The Kurdistan Workers’ Party’s (PKK) acting leader, Murat Karayılan, gave an interview to the Turkish press, sharing the organization's view on various issues.
Karayılan’s opinion about the future of the Kurdish problem has triggered a new debate on whether we are on the verge of a possible solution.
Examining the interview process and the substance of the interview gives us reason to believe that the interview was requested by the PKK and not the journalist, Hasan Cemal. There are several reasons why we believe this. Firstly, in the interview, Karayılan states: "We do not have any intention of disseminating the PKK's views. We are optimistic and have hopes for peace. That is why we decided to talk to you." The last part of this sentence indicates that the PKK had decided to talk to the journalist, not that Cemal had decided to request an interview. Secondly, Cemal went to the mountains with another journalist, Namık Durkan, who is known for his well-established connections to PKK circles. A few years ago, Durkan was invited to report on the life of female PKK militants in the Kandil Mountains. This angle of the story leads us to believe that it was the PKK’s request through Durkan to contact Cemal to go to the mountains for the interview. The third reason why we believe the PKK requested the interview is related to where Cemal stands politically. Cemal is a journalist who is sympathetic toward a democratic solution to the Kurdish question, and he has good relations with the Justice and Development Party (AK Party) government.
For these reasons we believe the interview was requested by the PKK leadership.

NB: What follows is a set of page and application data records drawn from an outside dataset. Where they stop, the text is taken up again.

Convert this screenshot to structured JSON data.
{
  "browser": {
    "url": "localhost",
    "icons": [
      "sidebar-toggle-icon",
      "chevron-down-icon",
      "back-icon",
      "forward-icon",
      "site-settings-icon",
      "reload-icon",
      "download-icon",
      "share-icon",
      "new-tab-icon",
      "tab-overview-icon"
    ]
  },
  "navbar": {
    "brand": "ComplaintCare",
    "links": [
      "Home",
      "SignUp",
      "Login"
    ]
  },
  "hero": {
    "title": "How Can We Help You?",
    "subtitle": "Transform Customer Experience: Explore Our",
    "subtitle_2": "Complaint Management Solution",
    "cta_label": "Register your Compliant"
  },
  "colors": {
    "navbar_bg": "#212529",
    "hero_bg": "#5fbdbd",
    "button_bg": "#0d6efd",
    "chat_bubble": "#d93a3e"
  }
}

If, in fact, it was the PKK leadership who invited Cemal for an interview, it means that the PKK has decided to launch a public relations campaign to initiate a debate on negotiations. The pattern of events that were available for a possible peace in 1993 is similar and indicates that the PKK leadership will continue to conduct a public relations campaign in the coming days; an opportunity the civilian authorities should not miss.

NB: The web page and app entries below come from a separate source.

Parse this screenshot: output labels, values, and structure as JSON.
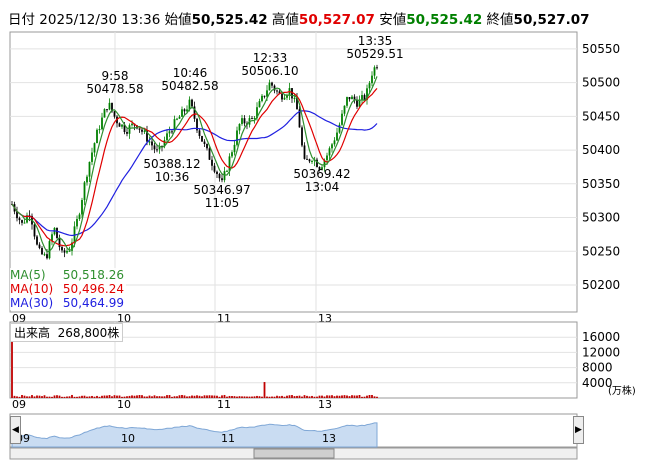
{
  "header": {
    "label_date": "日付",
    "date": "2025/12/30",
    "time": "13:36",
    "label_open": "始値",
    "open": "50,525.42",
    "label_high": "高値",
    "high": "50,527.07",
    "label_low": "安値",
    "low": "50,525.42",
    "label_close": "終値",
    "close": "50,527.07"
  },
  "colors": {
    "up": "#008000",
    "down": "#000000",
    "ma5": "#2f8f2f",
    "ma10": "#e00000",
    "ma30": "#2020e0",
    "volume": "#c00000",
    "high_text": "#e00000",
    "low_text": "#008000"
  },
  "price_axis": {
    "ticks": [
      "50550",
      "50500",
      "50450",
      "50400",
      "50350",
      "50300",
      "50250",
      "50200"
    ]
  },
  "volume_axis": {
    "ticks": [
      "16000",
      "12000",
      "8000",
      "4000"
    ],
    "unit": "(万株)"
  },
  "time_axis": {
    "labels": [
      "09",
      "10",
      "11",
      "13"
    ]
  },
  "annotations": [
    {
      "time": "9:58",
      "value": "50478.58"
    },
    {
      "time": "10:46",
      "value": "50482.58"
    },
    {
      "time": "12:33",
      "value": "50506.10"
    },
    {
      "time": "13:35",
      "value": "50529.51"
    },
    {
      "value": "50388.12",
      "time": "10:36"
    },
    {
      "value": "50346.97",
      "time": "11:05"
    },
    {
      "value": "50369.42",
      "time": "13:04"
    }
  ],
  "ma": {
    "ma5_label": "MA(5)",
    "ma5_value": "50,518.26",
    "ma10_label": "MA(10)",
    "ma10_value": "50,496.24",
    "ma30_label": "MA(30)",
    "ma30_value": "50,464.99"
  },
  "volume": {
    "label": "出来高",
    "value": "268,800株"
  },
  "navigator": {
    "labels": [
      "09",
      "10",
      "11",
      "13"
    ],
    "left_arrow": "◀",
    "right_arrow": "▶"
  }
}
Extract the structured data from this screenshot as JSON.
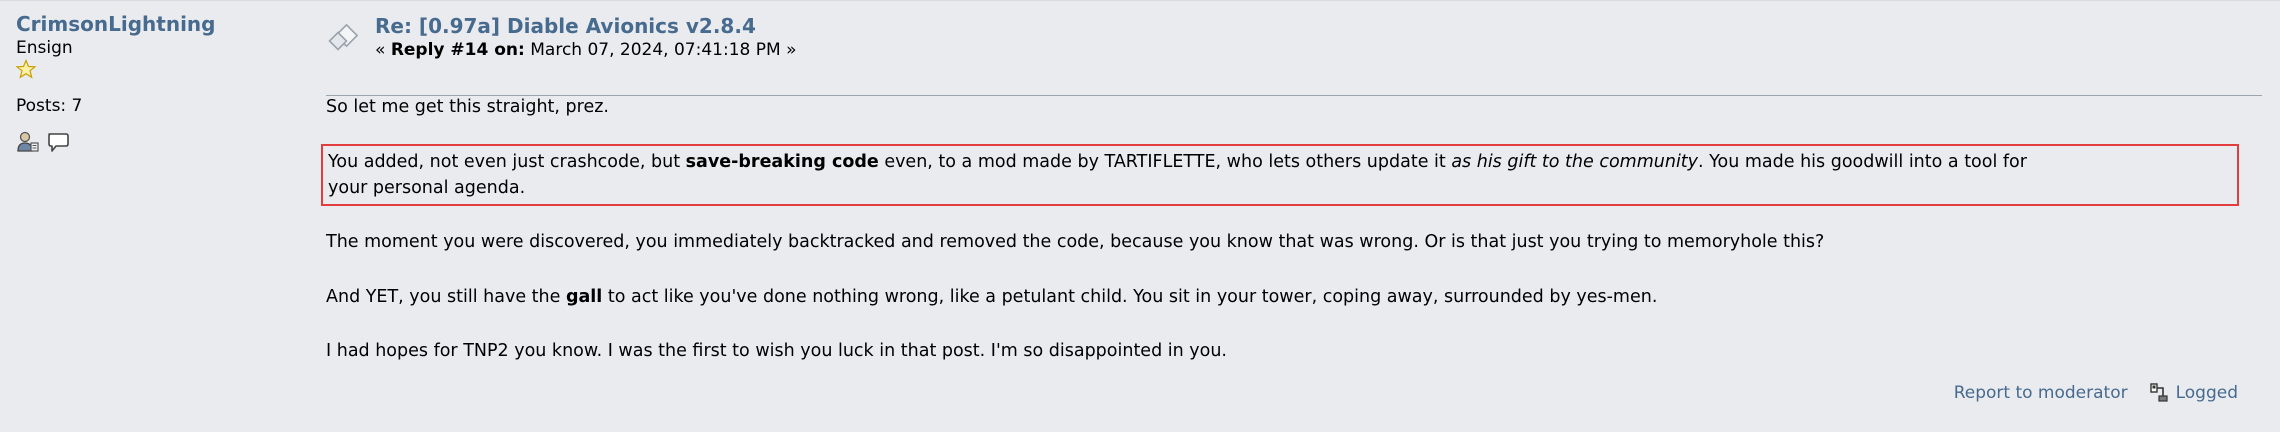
{
  "poster": {
    "name": "CrimsonLightning",
    "rank": "Ensign",
    "posts_label": "Posts: 7"
  },
  "post": {
    "subject": "Re: [0.97a] Diable Avionics v2.8.4",
    "reply_prefix": "«",
    "reply_label": "Reply #14 on:",
    "reply_date": "March 07, 2024, 07:41:18 PM",
    "reply_suffix": "»",
    "paragraphs": {
      "p1": "So let me get this straight, prez.",
      "p2_a": "You added, not even just crashcode, but ",
      "p2_b": "save-breaking code",
      "p2_c": " even, to a mod made by TARTIFLETTE, who lets others update it ",
      "p2_d": "as his gift to the community",
      "p2_e": ". You made his goodwill into a tool for",
      "p2_f": "your personal agenda.",
      "p3": "The moment you were discovered, you immediately backtracked and removed the code, because you know that was wrong. Or is that just you trying to memoryhole this?",
      "p4_a": "And YET, you still have the ",
      "p4_b": "gall",
      "p4_c": " to act like you've done nothing wrong, like a petulant child. You sit in your tower, coping away, surrounded by yes-men.",
      "p5": "I had hopes for TNP2 you know. I was the first to wish you luck in that post. I'm so disappointed in you."
    },
    "highlight_color": "#e43d3d"
  },
  "footer": {
    "report_label": "Report to moderator",
    "logged_label": "Logged"
  },
  "colors": {
    "link": "#476a8f",
    "background": "#e9ebef",
    "rank_star": "#e6b800"
  },
  "icons": [
    "star-icon",
    "profile-icon",
    "message-icon",
    "post-subject-icon",
    "logged-ip-icon"
  ]
}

When it comes to the substance of the message, Karayılan once again underlined what Abdullah Öcalan requested a few months ago. It was Öcalan who suggested establishing a “truth commission” to establish a bridge between Turkey and the PKK. In this interview, Karayılan reformulated Öcalan’s view: “No-one could defeat the PKK by military means, and the struggle during the last 25 years has proven this point. After ensuring that no-one targets the other side, the next step is to negotiate with Abdullah Öcalan, the imprisoned PKK leader. If Turkey does not want to negotiate with him, the alternative is to negotiate directly with the PKK leadership. Failing that, either the [pro-PKK] Democratic Society Party [(DTP] or a ‘wise man committee,’ composed of respected people, such as İlter Turkmen, the former minister of foreign affairs, could establish a dialog with the state.”(Jamestown’s Eurasia Daily Monitor, May 7).

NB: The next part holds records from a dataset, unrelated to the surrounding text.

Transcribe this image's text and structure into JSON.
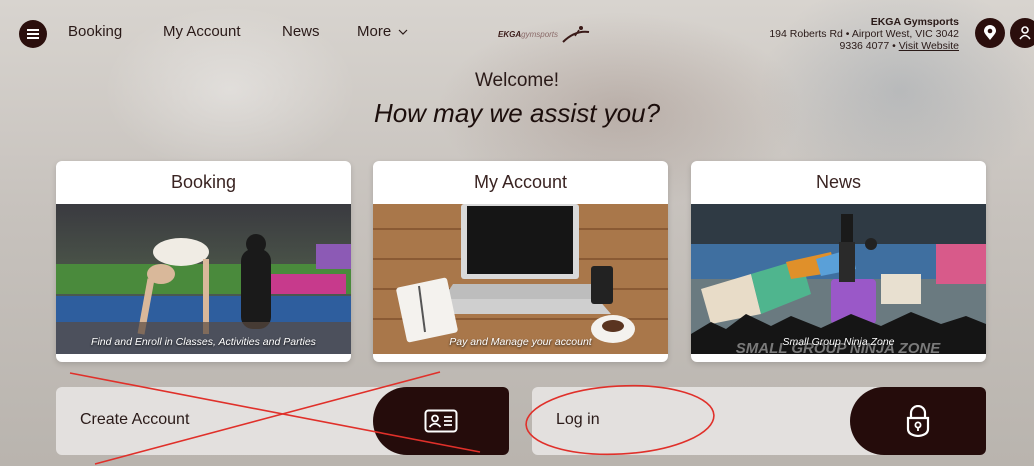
{
  "nav": {
    "links": [
      {
        "label": "Booking"
      },
      {
        "label": "My Account"
      },
      {
        "label": "News"
      },
      {
        "label": "More"
      }
    ],
    "more_chevron": "chevron-down-icon"
  },
  "logo": {
    "bold": "EKGA",
    "light": "gymsports"
  },
  "store": {
    "name": "EKGA Gymsports",
    "address": "194 Roberts Rd • Airport West, VIC 3042",
    "phone": "9336 4077 •",
    "website_link": "Visit Website"
  },
  "hero": {
    "welcome": "Welcome!",
    "assist": "How may we assist you?"
  },
  "cards": [
    {
      "title": "Booking",
      "caption": "Find and Enroll in Classes, Activities and Parties"
    },
    {
      "title": "My Account",
      "caption": "Pay and Manage your account"
    },
    {
      "title": "News",
      "caption": "Small Group Ninja Zone",
      "banner": "SMALL GROUP NINJA ZONE"
    }
  ],
  "actions": {
    "create_account": {
      "label": "Create Account",
      "icon": "id-card-icon"
    },
    "login": {
      "label": "Log in",
      "icon": "lock-icon"
    }
  },
  "colors": {
    "brand_dark": "#250c0b",
    "annotation_red": "#e0302a"
  }
}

Karayılan listed the PKK's demands of the ruling government:
"1. Erdoğan's government should not hand the Kurdish problem over to the military. The state should respect us, so that we can remove weapons from this conflict.
2. Turkish military generals have positively changed their view toward the Kurdish question; however, politicians are not leading the process.
3. If the government takes positive steps, we will appreciate this and help the process.
4. Ankara should consider the plight of the leader of the PKK, Abdullah Öcalan, and 4,000 PKK members who are in prison.
5. A new social contract needs to be established.
6. The government should have empathy toward the PKK.
7. We extended our hand to shake Turkey's hand for peace. The other side should not leave our hands empty. ..." (Milliyet, May 7).
Presenting these demands indicates that the PKK wants Turkey to allow the establishing of new institutions, to ensure that the PKK’s legal network can maintain its dominance over Kurdish identity and guarantee Kurdish identity as separate. Karayılan’s demand for a new contract means that the PKK wants a constitutional guarantee for Kurdish identity. Requesting empathy for the PKK is a way of demanding the recognition of the existence of the organization as a functional network that ensures the future of Kurdish identity. Of course, demanding amnesty for the imprisoned PKK militants and Öcalan is about reinforcing the intellectual capacity of PKK networks to produce a political discourse for the future of a PKK-dominated Kurdish political identity.
* Published in Turkey's TODAY'S ZAMAN on May 12,